Objectives: The purpose of the study was to describe the associations between height and body mass index (BMI) (wt/ht2) and breast cancer incidence and survival among female residents of Hawaii.
Methods: The study sample is a randomly-selected, multi-ethnic cohort of 17,628 women. A total of 378 incident breast cancer cases were identified via linkage to the Hawaii Tumor Registry over an average follow-up period of 14.9 years. Using age 50 as a cut-point, 86 were considered premenopausal cases, and 292 were postmenopausal. Proportional hazards analysis was used to describe the risks associated with height and BMI, after adjustment for age, education, race/ethnicity, and drinking status. For mortality analyses, there were 34 breast cancer deaths among the 365 breast cancer cases for which staging information was available.
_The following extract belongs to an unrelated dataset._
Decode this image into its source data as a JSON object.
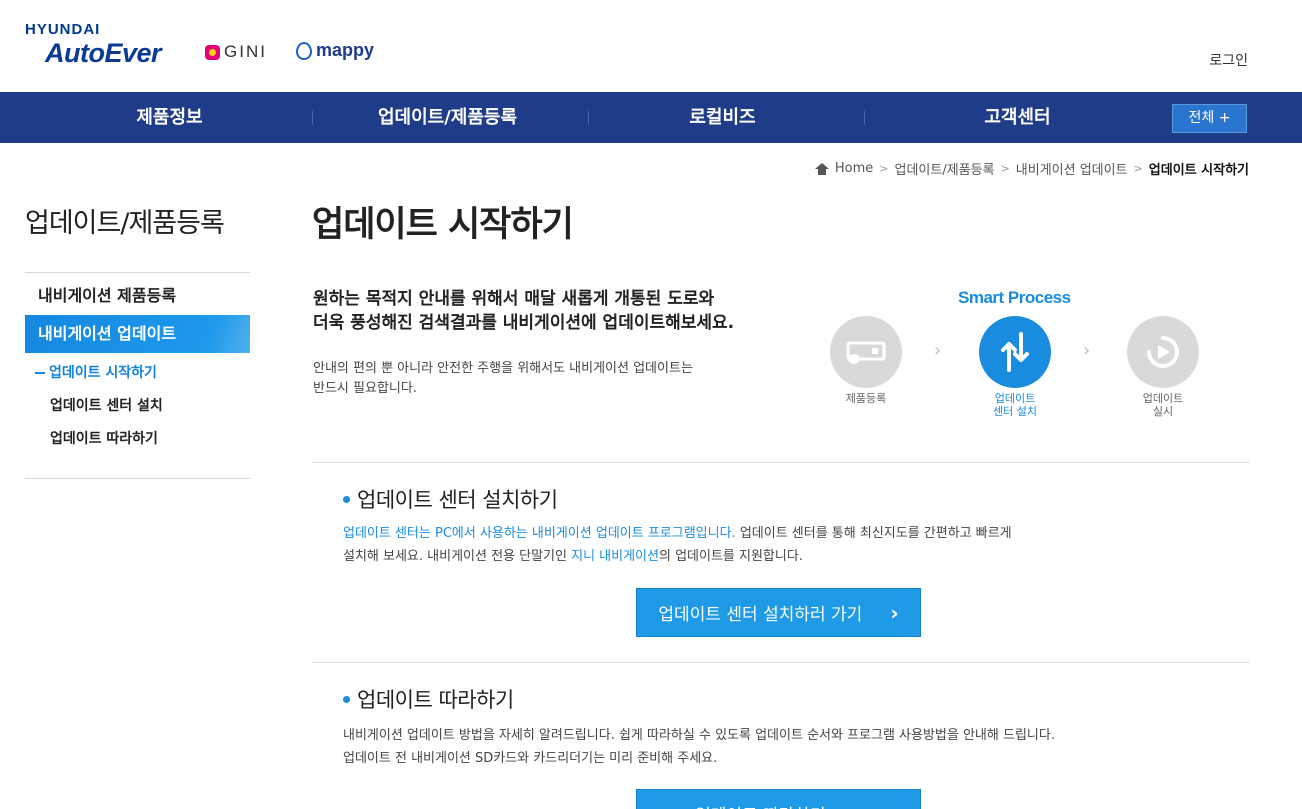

Results: The risk of postmenopausal breast cancer was found to increase progressively across approximate tertiles of the distribution of height (P = 0.02 for trend test), with a significantly excess risk among women in the tallest tertile (risk ratio [RR] = 1.5, 95 percent confidence interval [CI] = 1.1-2.1). Baseline levels of BMI were related positively to breast cancer incidence among postmenopausal women, after control for the above covariates (P = 0.01 for trend test). Among postmenopausal women in the highest quintile of the BMI distribution, the RR was 1.5 (CI = 1.0-2.3, P = 0.04). Further analyses indicated the association between BMI and postmenopausal breast cancer incidence was strongest among women aged 65 years and older. After statistical control for the above covariates and stage of disease, pre-morbid levels of BMI were significantly predictive of death from breast cancer, with an approximate nine percent increase in risk per unit increase in BMI (P = 0.01). Compared with women in the lowest two quartiles, the RR among the heaviest women was 2.2 (CI = 0.9-5.4,P = 0.08). Height was not associated with risk of breast cancer mortality.
Conclusions: Relative weight may be an important modifiable risk factor for both breast cancer incidence and prognosis. The association between height and breast cancer incidence is more difficult to interpret, but may underscore the importance of early life exposures in the development of breast cancer.